Statistical Sampling of In-Transit Pharmaceuticals Keeps the Supply Chain Moving

Following widespread concerns about counterfeit pharmaceuticals in the early 2000s, the FDA and individual states began reconsidering the design of the pharmaceutical supply chain.

Following widespread concerns about counterfeit pharmaceuticals in the early 2000s, the FDA and individual states began reconsidering the design of the pharmaceutical supply chain.

The effort to keep counterfeit medications out of the United States supply chain is an important priority for pharmacists.

In July 2003, the FDA formed the Counterfeit Drug Task Force to develop a framework for securing the pharmaceutical supply chain. One important part of this framework is the use of product authentication technologies, or e-pedigrees. In California, the e-pedigree requirement would have taken effect between January 1, 2015 and July 1, 2017, had it not been preempted by the federal government.

On November 27, 2013, US President Barack Obama codified Public Law 113-54. This law disables states from enacting e-pedigree systems, but includes provisions for a national tracking and tracing system for prescription medications through a series of requirements for manufacturers that are enforced federally.

One reason for rejecting the e-pedigree requirement may be the overly stringent requirements of the California law, which required nearly universal scanning of all pharmaceuticals at several supply chain checkpoints. In a 2012 whitepaper published by the Stanford Graduate School of Business, Barchi Gillai, PhD, outlined the benefits of statistical sampling to maximize the quality of the pharmaceutical supply chain without disrupting the trade to an unreasonable degree.

Statistical sampling is an alternative to scanning all pharmaceuticals in the supply chain. This resource-saving alternative to 100% tracking was first adopted by the US military in 1963, and was later recognized by the American National Standards Institute in 1971. Sampling systems of this design require random sampling rather than complete tracking, from the point of origin at the manufacturer to the pharmacy.

In determining the amount of random sampling to be carried out, consumer risk, manufacturer risk, and other factors must be accounted for in a statistical model. Additionally, the model must account for changing conditions. When no counterfeiting has been detected, a more relaxed procedure may be used, while a more stringent product quality check can be instituted if counterfeiting has been detected in the supply chain.

Using this system, Gillai calculated that less than 5% of the stock in transit would require scanning and inspection to keep the risk of a counterfeit item passing inspection well under 1%. In this way, statistical sampling can help reduce disruptions to trade, while keeping quality high without unduly increasing the cost and inconvenience of shipping.

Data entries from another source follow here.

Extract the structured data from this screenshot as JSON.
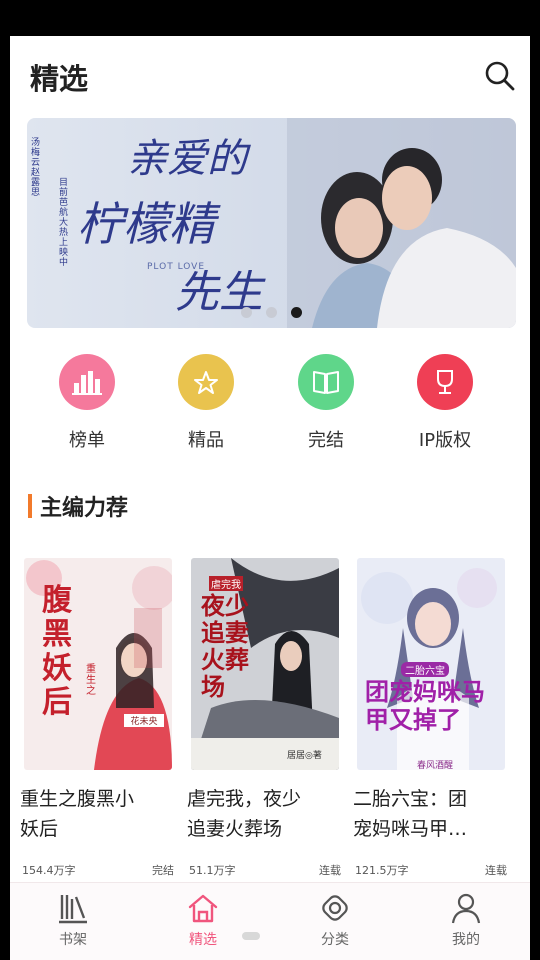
{
  "header": {
    "title": "精选"
  },
  "banner": {
    "title_line1": "亲爱的",
    "title_line2": "柠檬精",
    "title_line3": "先生",
    "subtitle": "PLOT LOVE",
    "side_text_1": "汤梅 云 赵 露思",
    "side_text_2": "目前 芭 航 大 热 上 映 中",
    "colors": {
      "bg": "#d9e0ec",
      "accent": "#2e3a8c"
    },
    "slides": [
      {
        "active": false
      },
      {
        "active": false
      },
      {
        "active": true
      }
    ]
  },
  "quick_links": [
    {
      "label": "榜单",
      "icon": "chart-icon",
      "color": "#f5799c"
    },
    {
      "label": "精品",
      "icon": "star-badge-icon",
      "color": "#e9c34e"
    },
    {
      "label": "完结",
      "icon": "book-icon",
      "color": "#5fd68a"
    },
    {
      "label": "IP版权",
      "icon": "trophy-icon",
      "color": "#ef3f55"
    }
  ],
  "section": {
    "title": "主编力荐"
  },
  "books": [
    {
      "title_line1": "重生之腹黑小",
      "title_line2": "妖后",
      "words": "154.4万字",
      "status": "完结",
      "cover_title": "腹黑妖后",
      "cover_sub": "重生之",
      "cover_author": "花未央"
    },
    {
      "title_line1": "虐完我，夜少",
      "title_line2": "追妻火葬场",
      "words": "51.1万字",
      "status": "连载",
      "cover_title": "夜少追妻火葬场",
      "cover_sub": "虐完我",
      "cover_author": "居居◎著"
    },
    {
      "title_line1": "二胎六宝：团",
      "title_line2": "宠妈咪马甲…",
      "words": "121.5万字",
      "status": "连载",
      "cover_title": "团宠妈咪马甲又掉了",
      "cover_sub": "二胎六宝",
      "cover_author": "春风酒醒"
    }
  ],
  "tabs": [
    {
      "label": "书架",
      "icon": "bookshelf-icon",
      "active": false
    },
    {
      "label": "精选",
      "icon": "home-icon",
      "active": true
    },
    {
      "label": "分类",
      "icon": "category-icon",
      "active": false
    },
    {
      "label": "我的",
      "icon": "user-icon",
      "active": false
    }
  ]
}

Although it is clear that some substances (eg, schedule II narcotics) must be scanned and tracked at a 100% rate, the shipping of many high-volume pharmaceuticals may be impracticable without statistical sampling techniques. Statistical sampling in the product supply chain has been used for over 50 years, and helps safeguard product quality while ensuring consumer access to pharmaceuticals.

References

  • Gillai B. Stanford Graduate School of Business. The Pharmaceutical Supply Chain: Improved Security through Statistical Sampling. https://www.gsb.stanford.edu/sites/default/files/documents/Pharmaceutical_Supply_Chain_Security.pdf. Accessed February 2015.
  • California Board of Pharmacy. California's E-Pedigree Law Preempted. http://www.pharmacy.ca.gov/about/e_pedigree_law_preempted.shtml. Accessed February 2015.
  • Public Law 113-54. http://www.gpo.gov/fdsys/pkg/PLAW-113publ54/pdf/PLAW-113publ54.pdf. Accessed February 2015.